Week 3 – Joy 


Read Luke 1:41-50 and Luke 2:8-12 your notes from Sunday morning’s sermon. 


Over the past couple of weeks, we’ve learned that amid the darkness and brokenness of the world, God sends his son Jesus to be born and give us hope for a life that can be reintegrated into His kingdom. We can experience the qualities of His kingdom here and now, not just after we die.

We see several examples of this in the bible. When we read Luke 1:41-50, we can see that the invitation to joy begins even before Jesus is born! Both Elizabeth and Mary experience great joy in the hope of Jesus birth. Reading Luke 2:8-12, the angel that appears to the shepherds tells them that Jesus birth is going to bring Joy to all of the people.

Joy also comes when we accept the invitation to live this life of apprenticeship to Jesus or discipleship to Him. It brings joy by the very nature of this relationship because His spirit is ridding us of everything else that oppresses us. Dallas Willard puts it best in his book the Divine Conspiracy. 

He says: “We know his grace and gracefulness and his desire for us to be persons in our own right. We are to count for something, not just be robots. His spirit and the spirit of our relationship rules out all parylizing and oppressive attutudes and enables every aspect of our lives to be a joyous journey through the fields of the Lord. Joy is our portion in this fellowship. Joy goes with confidence and creativity. It is his joy, and that is not a small joy or repressed “joy.” It is a robust joy…. For nothing less than joy can sustain us in the kingdom of rightness that possesses us, which truly is a weighty and powerful thing to bear.”

This joy is not just a feeling of happiness but a state of being that carries us through all circumstances. We can have joy in every circumstance because of the hope that we have in Jesus.




  1. Mary and Elizabeth reacted with joy in anticipation of Christ’s coming. They expected him to make a difference in this world. Do you live in expectation of what Christ can do in you or in the difference He can make through you for his Kingdom? 
  2. Do those expectations give you joy?
  3. How have you experienced the joy of Christ in your life even in unfortunate circumstances?


Feel free to discuss or ask additional questions as they arise


Spiritual Practice:  

Last week we looked at an example Moses going into solitude and being transformed through it. This week we will look at another example of someone who practiced solitude in the bible. Read Mark 1:32-37. Jesus is in the thick of His ministry. This is a time where everyone around Him seems to have a great sense of urgency. Still, even when there are many things to get done, He takes the time to wak up early and go to a solitary place to pray. It is only after He has this time of solitude that He continues on in his work. 
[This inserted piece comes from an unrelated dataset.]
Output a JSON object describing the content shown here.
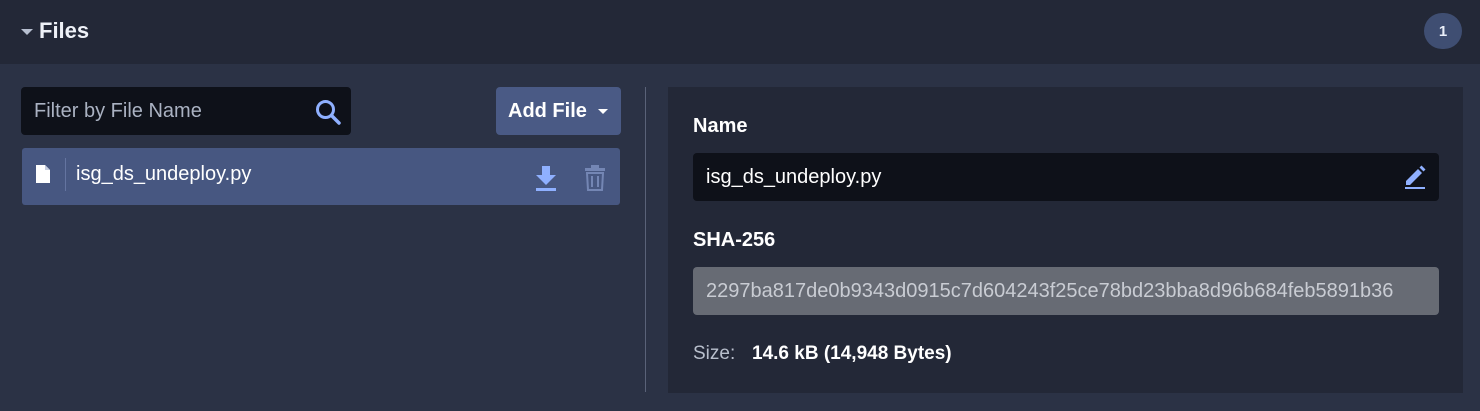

Now try to imagine a busy and demanding time in your life. You may be going through a time like that right now! Unless you’re already practicing solitude, I bet most of us don’t stop to go be alone with the father and pray when in those situations. What is more likely is that we tell ourselves: “I just need to get through this season, then I will have time to spend time with God again.” Maybe we even just quickly pray: “God, give me the strength to get through this busy time in my life. Or “God, please make this go away so I can rest.” What we learn from Jesus though is that we must let ourselves have true quality time with God, within those busy and trying times, not afterwards. Our strength and rest is found in Him. 

This week, as you go about the busy-ness of the Holidays, take 30 minutes to an hour to spend time in the presence of God in solitude. You may need to get up early like Jesus did to be able to make it happen. Take a journal or notebook with you and write down anything that comes to mind during this time, including what you are currently struggling with. At the end of the week, go back to your notes and see if you notice any changes in your situation, your attitude, or your relationship with God. Make note of those changes. You may find it encouraging to come bcak to them later as you continue practicing solitude. 

Closing Verse: Mark 1:35 – ‘Very early in the morning, while it was still dark, Jesus got up, left the house and went off to a solitary place, where he prayed.